* _Directions_:
Repeat each entry word for word.

Entries taken from a collection:
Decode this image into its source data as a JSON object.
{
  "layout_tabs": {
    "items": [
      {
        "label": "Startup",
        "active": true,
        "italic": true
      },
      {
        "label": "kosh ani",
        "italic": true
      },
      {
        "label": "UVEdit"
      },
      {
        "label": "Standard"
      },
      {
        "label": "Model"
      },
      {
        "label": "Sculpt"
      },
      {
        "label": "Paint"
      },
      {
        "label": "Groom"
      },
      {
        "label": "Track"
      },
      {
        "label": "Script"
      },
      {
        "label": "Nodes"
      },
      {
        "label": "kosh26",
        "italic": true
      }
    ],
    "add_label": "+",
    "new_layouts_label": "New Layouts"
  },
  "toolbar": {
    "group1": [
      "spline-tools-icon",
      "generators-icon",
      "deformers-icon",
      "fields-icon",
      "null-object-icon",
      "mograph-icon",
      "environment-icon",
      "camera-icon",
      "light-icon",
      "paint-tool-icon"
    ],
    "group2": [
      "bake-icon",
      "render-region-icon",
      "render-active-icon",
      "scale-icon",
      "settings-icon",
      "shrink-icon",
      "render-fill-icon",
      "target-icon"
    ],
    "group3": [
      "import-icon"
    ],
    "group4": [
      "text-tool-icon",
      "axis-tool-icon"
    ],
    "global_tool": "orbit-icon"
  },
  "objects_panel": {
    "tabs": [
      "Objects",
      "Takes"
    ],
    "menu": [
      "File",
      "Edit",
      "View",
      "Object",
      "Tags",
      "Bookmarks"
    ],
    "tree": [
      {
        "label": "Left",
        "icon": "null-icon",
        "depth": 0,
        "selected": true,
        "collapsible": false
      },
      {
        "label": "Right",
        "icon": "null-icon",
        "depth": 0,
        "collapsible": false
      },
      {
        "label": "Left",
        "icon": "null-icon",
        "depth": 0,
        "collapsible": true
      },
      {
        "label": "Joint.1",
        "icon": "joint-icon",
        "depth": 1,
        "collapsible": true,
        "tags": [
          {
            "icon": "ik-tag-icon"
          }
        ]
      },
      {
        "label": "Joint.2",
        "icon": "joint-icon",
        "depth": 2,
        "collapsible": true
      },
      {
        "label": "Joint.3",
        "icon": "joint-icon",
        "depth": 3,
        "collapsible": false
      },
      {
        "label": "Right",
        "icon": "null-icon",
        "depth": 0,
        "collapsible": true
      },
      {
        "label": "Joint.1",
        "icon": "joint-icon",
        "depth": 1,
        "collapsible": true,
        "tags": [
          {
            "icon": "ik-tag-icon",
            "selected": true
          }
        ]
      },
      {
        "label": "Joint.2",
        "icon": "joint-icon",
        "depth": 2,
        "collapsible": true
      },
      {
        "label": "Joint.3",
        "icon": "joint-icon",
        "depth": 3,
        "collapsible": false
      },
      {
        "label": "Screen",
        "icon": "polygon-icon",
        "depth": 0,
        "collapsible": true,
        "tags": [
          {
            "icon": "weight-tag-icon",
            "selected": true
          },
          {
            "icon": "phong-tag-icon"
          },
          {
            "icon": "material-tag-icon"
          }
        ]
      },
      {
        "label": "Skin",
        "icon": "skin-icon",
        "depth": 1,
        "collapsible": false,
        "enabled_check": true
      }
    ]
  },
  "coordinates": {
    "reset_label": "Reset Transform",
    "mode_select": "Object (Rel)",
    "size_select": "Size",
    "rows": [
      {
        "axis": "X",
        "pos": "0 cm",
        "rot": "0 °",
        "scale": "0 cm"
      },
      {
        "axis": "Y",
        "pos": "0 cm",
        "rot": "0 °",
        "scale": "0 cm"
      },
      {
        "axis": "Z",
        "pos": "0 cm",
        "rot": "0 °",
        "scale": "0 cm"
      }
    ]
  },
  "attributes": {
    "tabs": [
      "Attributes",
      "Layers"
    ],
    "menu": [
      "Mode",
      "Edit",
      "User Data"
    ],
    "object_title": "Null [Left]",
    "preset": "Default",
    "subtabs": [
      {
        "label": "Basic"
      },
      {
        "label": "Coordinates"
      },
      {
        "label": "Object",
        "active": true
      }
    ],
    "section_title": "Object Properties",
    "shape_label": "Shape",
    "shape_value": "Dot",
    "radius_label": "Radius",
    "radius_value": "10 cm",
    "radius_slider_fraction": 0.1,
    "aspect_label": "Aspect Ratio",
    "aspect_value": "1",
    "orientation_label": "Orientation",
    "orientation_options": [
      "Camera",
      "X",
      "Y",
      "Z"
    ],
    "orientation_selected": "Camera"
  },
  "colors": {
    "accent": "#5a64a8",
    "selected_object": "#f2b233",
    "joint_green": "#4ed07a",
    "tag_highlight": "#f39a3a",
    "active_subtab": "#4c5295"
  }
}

* _Answer for this exercise_:
Decode this image into its source data as a JSON object.
{
  "layout_tabs": {
    "items": [
      {
        "label": "Startup",
        "active": true,
        "italic": true
      },
      {
        "label": "kosh ani",
        "italic": true
      },
      {
        "label": "UVEdit"
      },
      {
        "label": "Standard"
      },
      {
        "label": "Model"
      },
      {
        "label": "Sculpt"
      },
      {
        "label": "Paint"
      },
      {
        "label": "Groom"
      },
      {
        "label": "Track"
      },
      {
        "label": "Script"
      },
      {
        "label": "Nodes"
      },
      {
        "label": "kosh26",
        "italic": true
      }
    ],
    "add_label": "+",
    "new_layouts_label": "New Layouts"
  },
  "toolbar": {
    "group1": [
      "spline-tools-icon",
      "generators-icon",
      "deformers-icon",
      "fields-icon",
      "null-object-icon",
      "mograph-icon",
      "environment-icon",
      "camera-icon",
      "light-icon",
      "paint-tool-icon"
    ],
    "group2": [
      "bake-icon",
      "render-region-icon",
      "render-active-icon",
      "scale-icon",
      "settings-icon",
      "shrink-icon",
      "render-fill-icon",
      "target-icon"
    ],
    "group3": [
      "import-icon"
    ],
    "group4": [
      "text-tool-icon",
      "axis-tool-icon"
    ],
    "global_tool": "orbit-icon"
  },
  "objects_panel": {
    "tabs": [
      "Objects",
      "Takes"
    ],
    "menu": [
      "File",
      "Edit",
      "View",
      "Object",
      "Tags",
      "Bookmarks"
    ],
    "tree": [
      {
        "label": "Left",
        "icon": "null-icon",
        "depth": 0,
        "selected": true,
        "collapsible": false
      },
      {
        "label": "Right",
        "icon": "null-icon",
        "depth": 0,
        "collapsible": false
      },
      {
        "label": "Left",
        "icon": "null-icon",
        "depth": 0,
        "collapsible": true
      },
      {
        "label": "Joint.1",
        "icon": "joint-icon",
        "depth": 1,
        "collapsible": true,
        "tags": [
          {
            "icon": "ik-tag-icon"
          }
        ]
      },
      {
        "label": "Joint.2",
        "icon": "joint-icon",
        "depth": 2,
        "collapsible": true
      },
      {
        "label": "Joint.3",
        "icon": "joint-icon",
        "depth": 3,
        "collapsible": false
      },
      {
        "label": "Right",
        "icon": "null-icon",
        "depth": 0,
        "collapsible": true
      },
      {
        "label": "Joint.1",
        "icon": "joint-icon",
        "depth": 1,
        "collapsible": true,
        "tags": [
          {
            "icon": "ik-tag-icon",
            "selected": true
          }
        ]
      },
      {
        "label": "Joint.2",
        "icon": "joint-icon",
        "depth": 2,
        "collapsible": true
      },
      {
        "label": "Joint.3",
        "icon": "joint-icon",
        "depth": 3,
        "collapsible": false
      },
      {
        "label": "Screen",
        "icon": "polygon-icon",
        "depth": 0,
        "collapsible": true,
        "tags": [
          {
            "icon": "weight-tag-icon",
            "selected": true
          },
          {
            "icon": "phong-tag-icon"
          },
          {
            "icon": "material-tag-icon"
          }
        ]
      },
      {
        "label": "Skin",
        "icon": "skin-icon",
        "depth": 1,
        "collapsible": false,
        "enabled_check": true
      }
    ]
  },
  "coordinates": {
    "reset_label": "Reset Transform",
    "mode_select": "Object (Rel)",
    "size_select": "Size",
    "rows": [
      {
        "axis": "X",
        "pos": "0 cm",
        "rot": "0 °",
        "scale": "0 cm"
      },
      {
        "axis": "Y",
        "pos": "0 cm",
        "rot": "0 °",
        "scale": "0 cm"
      },
      {
        "axis": "Z",
        "pos": "0 cm",
        "rot": "0 °",
        "scale": "0 cm"
      }
    ]
  },
  "attributes": {
    "tabs": [
      "Attributes",
      "Layers"
    ],
    "menu": [
      "Mode",
      "Edit",
      "User Data"
    ],
    "object_title": "Null [Left]",
    "preset": "Default",
    "subtabs": [
      {
        "label": "Basic"
      },
      {
        "label": "Coordinates"
      },
      {
        "label": "Object",
        "active": true
      }
    ],
    "section_title": "Object Properties",
    "shape_label": "Shape",
    "shape_value": "Dot",
    "radius_label": "Radius",
    "radius_value": "10 cm",
    "radius_slider_fraction": 0.1,
    "aspect_label": "Aspect Ratio",
    "aspect_value": "1",
    "orientation_label": "Orientation",
    "orientation_options": [
      "Camera",
      "X",
      "Y",
      "Z"
    ],
    "orientation_selected": "Camera"
  },
  "colors": {
    "accent": "#5a64a8",
    "selected_object": "#f2b233",
    "joint_green": "#4ed07a",
    "tag_highlight": "#f39a3a",
    "active_subtab": "#4c5295"
  }
}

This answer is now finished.